Podsakoff PM, MacKenzie SB, Lee JY, Podsakoff NP. Common method biases in behavioral research: a critical review of the literature and recommended remedies. J Appl Psychol. 2003;88(5):879–903.
This study was funded by the Occupational Safety and Health Research Institute in Korea (Grant Number: 2018-OSHRI-791). The funders have no role in the analysis, or interpretation of the data, writing of the article, or the decision to submit the paper for publication.
Ethics approval and consent to participate
Ethics approval for the present study was not required because this manuscript does not use contain clinical or patient data.
Consent for publication
The authors declare that they have no conflict of interests.
Springer Nature remains neutral with regard to jurisdictional claims in published maps and institutional affiliations.
About this article
Cite this article

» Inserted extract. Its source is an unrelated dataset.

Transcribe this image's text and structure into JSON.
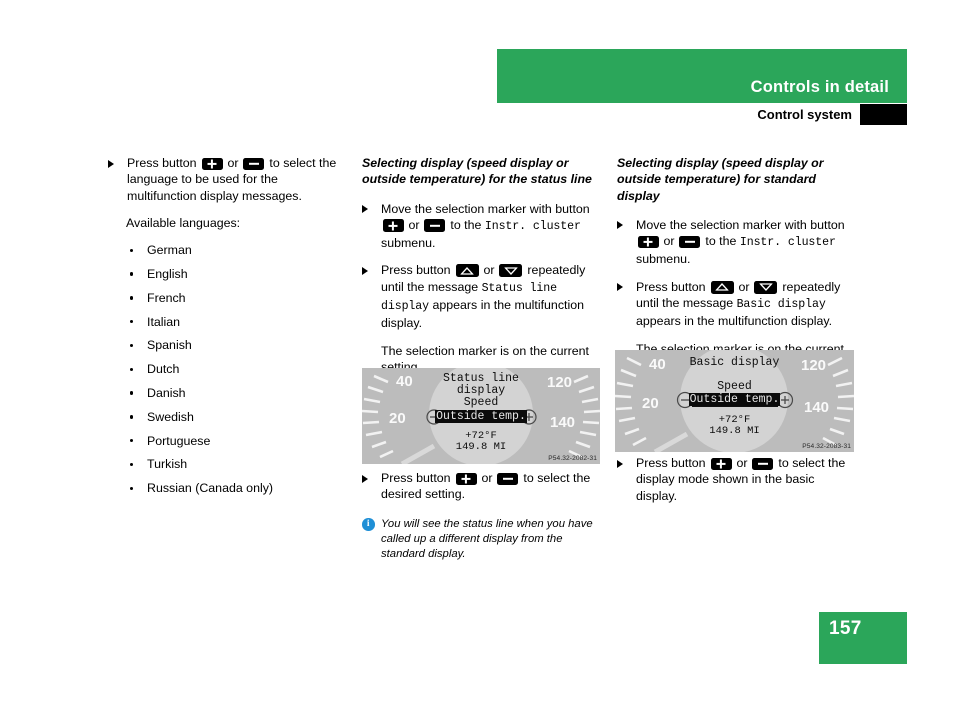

Lee, W., Lee, YR., Yoon, JH. et al. Occupational post-traumatic stress disorder: an updated systematic review. BMC Public Health 20, 768 (2020). https://doi.org/10.1186/s12889-020-08903-2